WHAT THE TASK ASKS >> For the word "title", return each line of the data in which it occurs.

------ SUPPLIED DATA

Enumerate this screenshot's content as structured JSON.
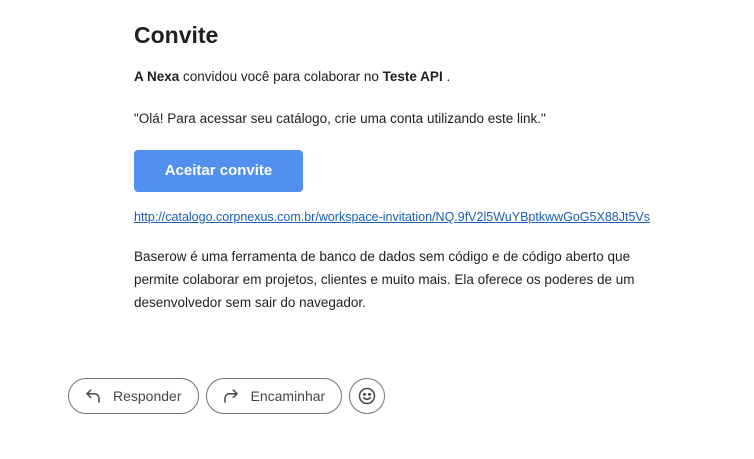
{
  "email": {
    "title": "Convite",
    "intro": {
      "inviter": "A Nexa",
      "middle": " convidou você para colaborar no ",
      "workspace": "Teste API",
      "end": " ."
    },
    "quote": "\"Olá! Para acessar seu catálogo, crie uma conta utilizando este link.\"",
    "accept_button_label": "Aceitar convite",
    "accept_button_color": "#5190ef",
    "invite_link": "http://catalogo.corpnexus.com.br/workspace-invitation/NQ.9fV2l5WuYBptkwwGoG5X88Jt5Vs",
    "description": "Baserow é uma ferramenta de banco de dados sem código e de código aberto que permite colaborar em projetos, clientes e muito mais. Ela oferece os poderes de um desenvolvedor sem sair do navegador."
  },
  "actions": {
    "reply": {
      "label": "Responder",
      "icon": "reply-icon"
    },
    "forward": {
      "label": "Encaminhar",
      "icon": "forward-icon"
    },
    "emoji": {
      "icon": "emoji-icon"
    }
  }
}
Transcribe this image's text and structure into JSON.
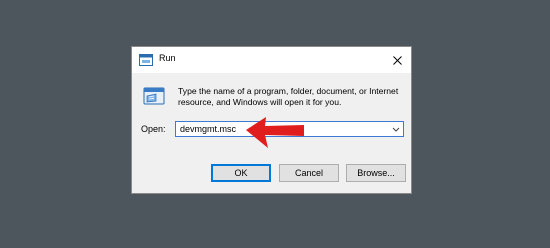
{
  "dialog": {
    "title": "Run",
    "description": "Type the name of a program, folder, document, or Internet resource, and Windows will open it for you.",
    "open_label": "Open:",
    "open_value": "devmgmt.msc",
    "buttons": {
      "ok": "OK",
      "cancel": "Cancel",
      "browse": "Browse..."
    }
  },
  "icons": {
    "title": "run-icon",
    "dialog": "run-icon",
    "close": "close-icon",
    "dropdown": "chevron-down-icon",
    "annotation": "red-arrow-icon"
  },
  "colors": {
    "background": "#4c565c",
    "accent": "#0078d7",
    "arrow": "#e01e1e"
  }
}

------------

SOLUTION FOR THIS EXERCISE >>
    "title": "Convite",
    "title": "Run",
    "title": "run-icon",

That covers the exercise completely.